By Jon Thompson
They’re not just building a cabin at the end of a logging road on the Sioux Lookout highway. They’re building solidarity.
Touched by the plight of Savant Lake residents who were excluded from Saugeen First Nation when the reserve was constructed in the early 1980s, a coalition of Toronto-based indigenous solidarity activists is spending two weeks constructing a trap line outpost in the remote wilderness.
Darlene Necan was bathing her newborn son on the table of the two-room shack she shared with 10 people in 1979 when a group of men burst through the door announcing her community would finally be getting its own reserve. She signed their list, anticipating when the call came to move north across the tracks, she would have a home of her own.
The call never came.
After 20 years of living among those left behind in Savant Lake, an ominous feeling that things were about to change caused Necan to give up drugs and alcohol. Her son committed suicide the next year and her politicization began.
“That’s when I found out, something is not right. Why are we still poor? Why are we still suffering,” Necan asked. “I go down Highway 17 both ways and I see nice houses for other reserves and businesses going up. That’s when I started noticing this is not right, what we’re going through.”
Necan organized others who still hadn’t been accommodated in Saugeen, read as much as she could find on her rights and began an outreach campaign to anyone who would listen. The band leadership did not accommodate and form letter responses from all levels and branches of government informed her the case was an internal matter of the First Nation and out of their jurisdictions.
Time was wearing on in Savant Lake and Necan’s patience was wearing thin. Over two winters in the late 2000s, she watched elder, Amelia Skunk’s feet burned with frostbite as the 75-year-old woman survived the winters living in an old chicken shack.
“When we heard she had frostbite on her toes was the first time we got really pissed off,” Necan recalled. “That’s when we said, ‘we’re going to take body action now. Never mind this paper writing. Paper writing don’t go nowhere.’ That’s when we stood up and made plans on our own to correct this problem without the chief.”
Necan began stripping the chief’s abandoned home in Savant Lake for wood to build Skunk a new home and when that proved unfruitful, she burned it down.
She served 10 days in the Kenora Jail.

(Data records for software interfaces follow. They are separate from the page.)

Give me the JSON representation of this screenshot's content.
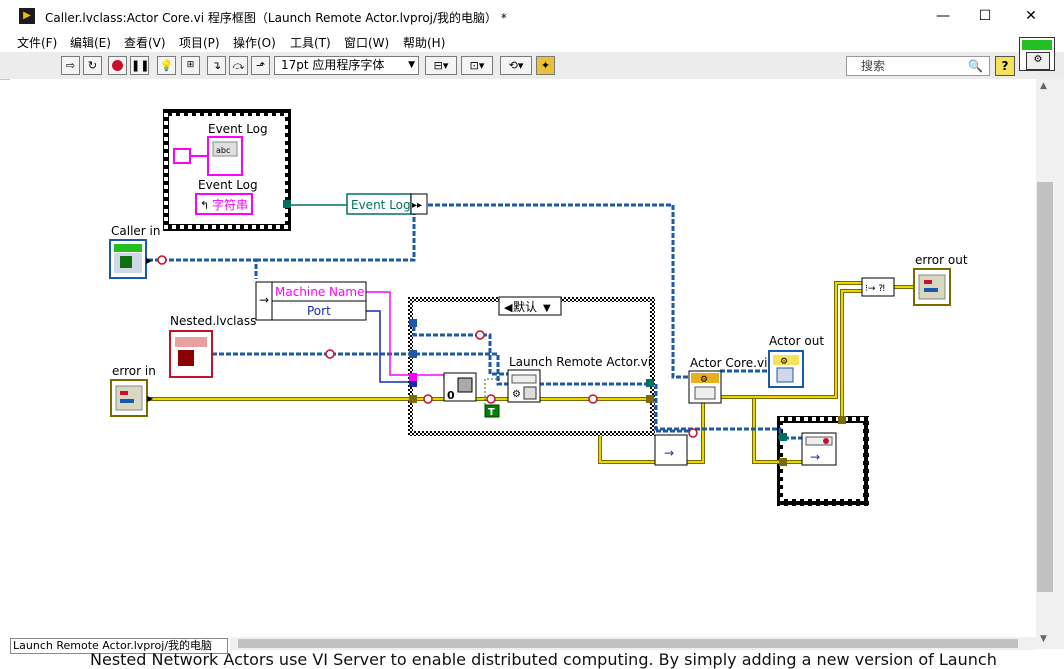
{
  "window": {
    "title": "Caller.lvclass:Actor Core.vi 程序框图（Launch Remote Actor.lvproj/我的电脑） *",
    "minimize": "—",
    "maximize": "☐",
    "close": "✕"
  },
  "menu": [
    "文件(F)",
    "编辑(E)",
    "查看(V)",
    "项目(P)",
    "操作(O)",
    "工具(T)",
    "窗口(W)",
    "帮助(H)"
  ],
  "toolbar": {
    "font_label": "17pt 应用程序字体",
    "search_placeholder": "搜索",
    "help_label": "?"
  },
  "diagram": {
    "event_log_indicator_label": "Event Log",
    "event_log_control_label": "Event Log",
    "string_const": "字符串",
    "event_log_bundle": "Event Log",
    "caller_in_label": "Caller in",
    "machine_name_label": "Machine Name",
    "port_label": "Port",
    "nested_label": "Nested.lvclass",
    "error_in_label": "error in",
    "case_selector": "默认",
    "launch_remote_label": "Launch Remote Actor.vi",
    "actor_core_label": "Actor Core.vi",
    "actor_out_label": "Actor out",
    "error_out_label": "error out",
    "true_const": "T",
    "zero_const": "0",
    "abc_text": "abc"
  },
  "status": {
    "project_context": "Launch Remote Actor.lvproj/我的电脑"
  },
  "background_text": "Nested Network Actors use VI Server to enable distributed computing. By simply adding a new version of Launch",
  "colors": {
    "error_wire": "#7a6a00",
    "error_wire_fill": "#e8d800",
    "class_wire": "#1a5aa8",
    "string_wire": "#ff00ff",
    "refnum_wire": "#007060"
  }
}
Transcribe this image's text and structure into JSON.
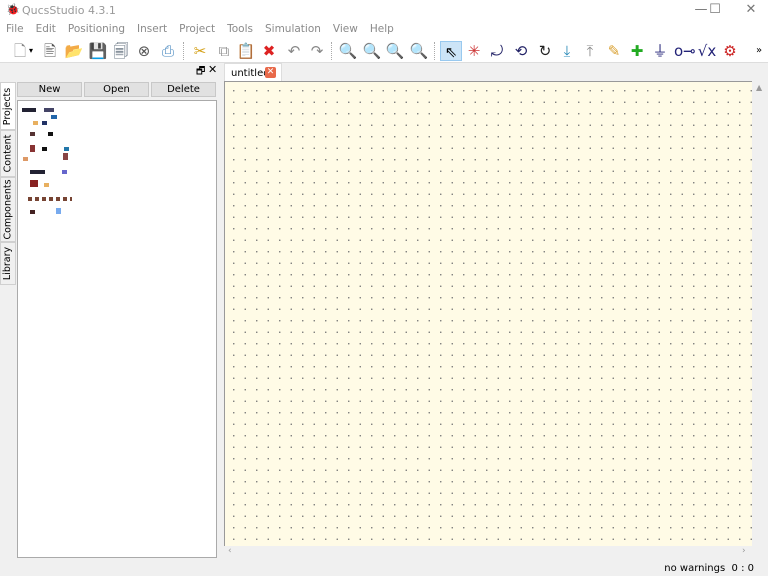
{
  "window": {
    "title": "QucsStudio 4.3.1"
  },
  "menu": [
    "File",
    "Edit",
    "Positioning",
    "Insert",
    "Project",
    "Tools",
    "Simulation",
    "View",
    "Help"
  ],
  "toolbar": [
    "new-icon",
    "dropdown-icon",
    "new-text-icon",
    "open-icon",
    "save-icon",
    "save-all-icon",
    "close-icon",
    "print-icon",
    "cut-icon",
    "copy-icon",
    "paste-icon",
    "delete-icon",
    "undo-icon",
    "redo-icon",
    "zoom-fit-icon",
    "zoom-1-icon",
    "zoom-in-icon",
    "zoom-out-icon",
    "select-icon",
    "mirror-icon",
    "mirror-x-icon",
    "rotate-y-icon",
    "rotate-icon",
    "go-into-icon",
    "pop-out-icon",
    "wire-icon",
    "label-icon",
    "ground-icon",
    "port-icon",
    "equation-icon",
    "simulate-icon",
    "more-icon"
  ],
  "panel": {
    "buttons": [
      "New",
      "Open",
      "Delete"
    ],
    "tabs": [
      "Projects",
      "Content",
      "Components",
      "Library"
    ]
  },
  "document_tab": {
    "label": "untitled"
  },
  "status": {
    "text": "no warnings",
    "coords": "0 : 0"
  }
}
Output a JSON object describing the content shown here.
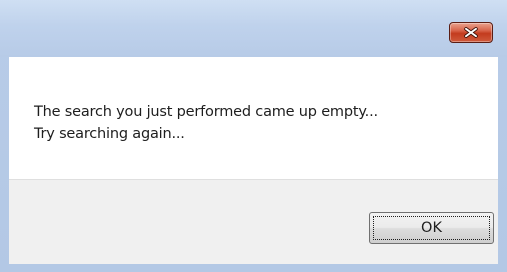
{
  "window": {
    "title": "",
    "frame_color": "#b9cde8",
    "close_button_color": "#c9462a"
  },
  "message": {
    "line1": "The search you just performed came up empty...",
    "line2": "Try searching again..."
  },
  "buttons": {
    "ok_label": "OK"
  },
  "icons": {
    "close": "close-x-icon"
  }
}
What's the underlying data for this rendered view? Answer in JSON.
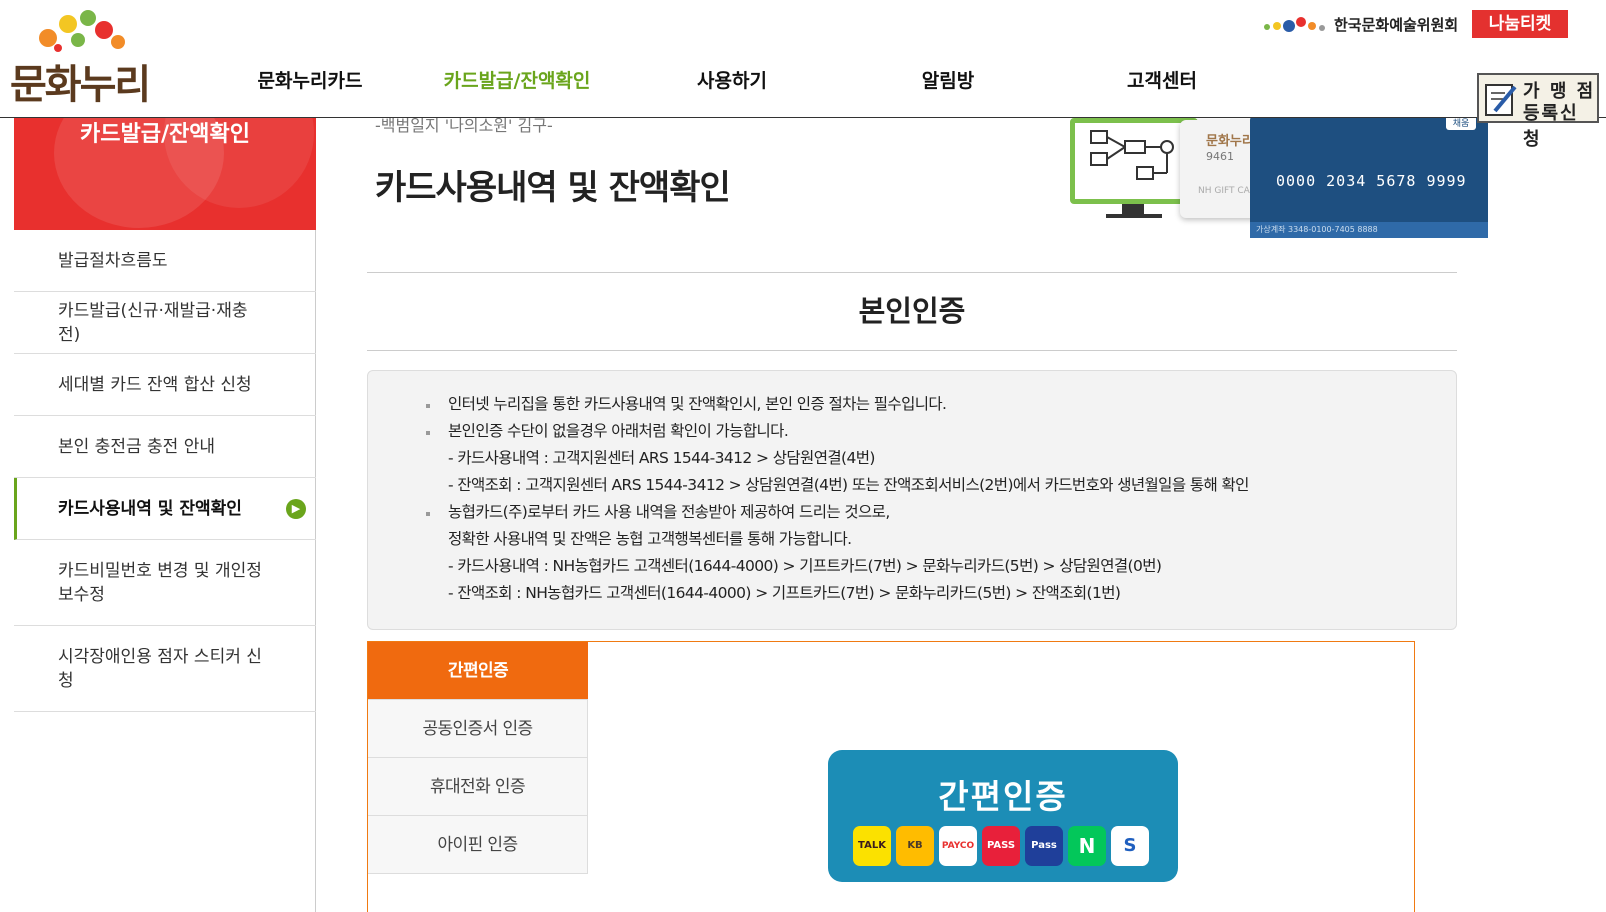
{
  "header": {
    "logo": "문화누리",
    "nav": [
      "문화누리카드",
      "카드발급/잔액확인",
      "사용하기",
      "알림방",
      "고객센터"
    ],
    "active_nav": "카드발급/잔액확인",
    "org_name": "한국문화예술위원회",
    "nanum_ticket": "나눔티켓",
    "store_button": [
      "가 맹 점",
      "등록신청"
    ]
  },
  "sidebar": {
    "title": "카드발급/잔액확인",
    "items": [
      {
        "label": "발급절차흐름도"
      },
      {
        "label": "카드발급(신규·재발급·재충전)"
      },
      {
        "label": "세대별 카드 잔액 합산 신청"
      },
      {
        "label": "본인 충전금 충전 안내"
      },
      {
        "label": "카드사용내역 및 잔액확인",
        "active": true
      },
      {
        "label": "카드비밀번호 변경 및 개인정보수정"
      },
      {
        "label": "시각장애인용 점자 스티커 신청"
      }
    ]
  },
  "main": {
    "quote": "-백범일지 '나의소원' 김구-",
    "page_title": "카드사용내역 및 잔액확인",
    "hero": {
      "white_card_title": "문화누리",
      "white_card_number": "9461",
      "white_card_gift": "NH GIFT CARD",
      "card_number": "0000 2034 5678 9999",
      "card_chip": "채움",
      "card_footer": "가상계좌 3348-0100-7405 8888"
    },
    "section_title": "본인인증",
    "notice": [
      {
        "text": "인터넷 누리집을 통한 카드사용내역 및 잔액확인시, 본인 인증 절차는 필수입니다.",
        "bullet": true
      },
      {
        "text": "본인인증 수단이 없을경우 아래처럼 확인이 가능합니다.",
        "bullet": true
      },
      {
        "text": "- 카드사용내역 : 고객지원센터 ARS 1544-3412 > 상담원연결(4번)",
        "bullet": false
      },
      {
        "text": "- 잔액조회 : 고객지원센터 ARS 1544-3412 > 상담원연결(4번) 또는 잔액조회서비스(2번)에서 카드번호와 생년월일을 통해 확인",
        "bullet": false
      },
      {
        "text": "농협카드(주)로부터 카드 사용 내역을 전송받아 제공하여 드리는 것으로,",
        "bullet": true
      },
      {
        "text": "정확한 사용내역 및 잔액은 농협 고객행복센터를 통해 가능합니다.",
        "bullet": false
      },
      {
        "text": "- 카드사용내역 : NH농협카드 고객센터(1644-4000) > 기프트카드(7번) > 문화누리카드(5번) > 상담원연결(0번)",
        "bullet": false
      },
      {
        "text": "- 잔액조회 : NH농협카드 고객센터(1644-4000) > 기프트카드(7번) > 문화누리카드(5번) > 잔액조회(1번)",
        "bullet": false
      }
    ],
    "auth_tabs": [
      {
        "label": "간편인증",
        "active": true
      },
      {
        "label": "공동인증서 인증"
      },
      {
        "label": "휴대전화 인증"
      },
      {
        "label": "아이핀 인증"
      }
    ],
    "easy_auth": {
      "title": "간편인증",
      "providers": [
        {
          "name": "kakao-talk",
          "label": "TALK",
          "color": "#fbe100"
        },
        {
          "name": "kb",
          "label": "KB",
          "color": "#ffbc00"
        },
        {
          "name": "payco",
          "label": "PAYCO",
          "color": "#ffffff"
        },
        {
          "name": "pass",
          "label": "PASS",
          "color": "#e8203a"
        },
        {
          "name": "samsung-pass",
          "label": "Pass",
          "color": "#1f3f9a"
        },
        {
          "name": "naver",
          "label": "N",
          "color": "#03c75a"
        },
        {
          "name": "shinhan",
          "label": "S",
          "color": "#ffffff"
        }
      ]
    }
  }
}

Upon release, Necan began seeking construction expertise and finances. No help was available within reach so she reached further and on the verge of feeling “dead to the world,” she reached Toronto.
A network of indigenous solidarity activists in Canada’s biggest city assembled a diverse team make the trek northward.
They were able to raise $5,948 over an indiegogo online campaign. Added to the $1,000 in donations Necan assembled, the effort not only finished construction on a home for Skunk, but is also building Necan a base on the land where she’ll have her own home, at last.
“Right now, I have a bunch of nice people who are helping me. I’m very grateful. I’m very happy. At least they heard me out and they’re here,” Necan said. “(They’re listening) to the people who are really struggling – the ones who want to change. Listen with their hearts. Hopefully, all races work together and stop hating each other… Even with my chief, I don’t hate them. I kind of feel sorry for them but I know they don’t like me and I know it all has to do with money as a division. It shouldn’t be like that. There has to be something changed.”
Brigitte (surname withheld) was born in the Cordilliera Mountains of the Philippines, a northern region unconquered by the Spanish for over 300 years that lost its independence under American occupation. Brigitte was displaced under a project of the Canadian mining company Ivanhoe and she immigrated to Canada under the Live-In Care Program. Upon seeing indigenous people in Toronto, she came to see what she regarded as political and even physical similarities to herself. It called her back to the struggle.
“Our story with Darlene is not separate,” she explained. “This colonization has brought havoc, destruction and displacement of our ancestral lands from the indigenous people all around the world. Our particular situation in the Philippines, which is not exactly the same as Darlene but the oppression is identical.”
Lucho Granados Ceja’s family came to Canada from Mexico as landed immigrants in 2001. He said creating the political, social and economic infrastructure for grassroots movements to thrive requires direct solidarity instead of relying on government, corporations and charities.
“I really do think, it’s going to be a moment we look back on that really showed what’s possible when people are able to co-operate and when there’s something we can define as people-to-people solidarity,” he said. “Coming from Toronto and the activist scene there, I think a lot of times, things get limited to a discursive level. In other words, it’s mostly talk. It’s an exchange of ideas, very good ideas, but it gets stuck there. I think if we’re serious about decolonization – if we’re serious about addressing the fact that this is a land that was illegally possessed by invading peoples from another continent, and all that implies – it’s making sure that our work changes and making sure our work ends up being direct.”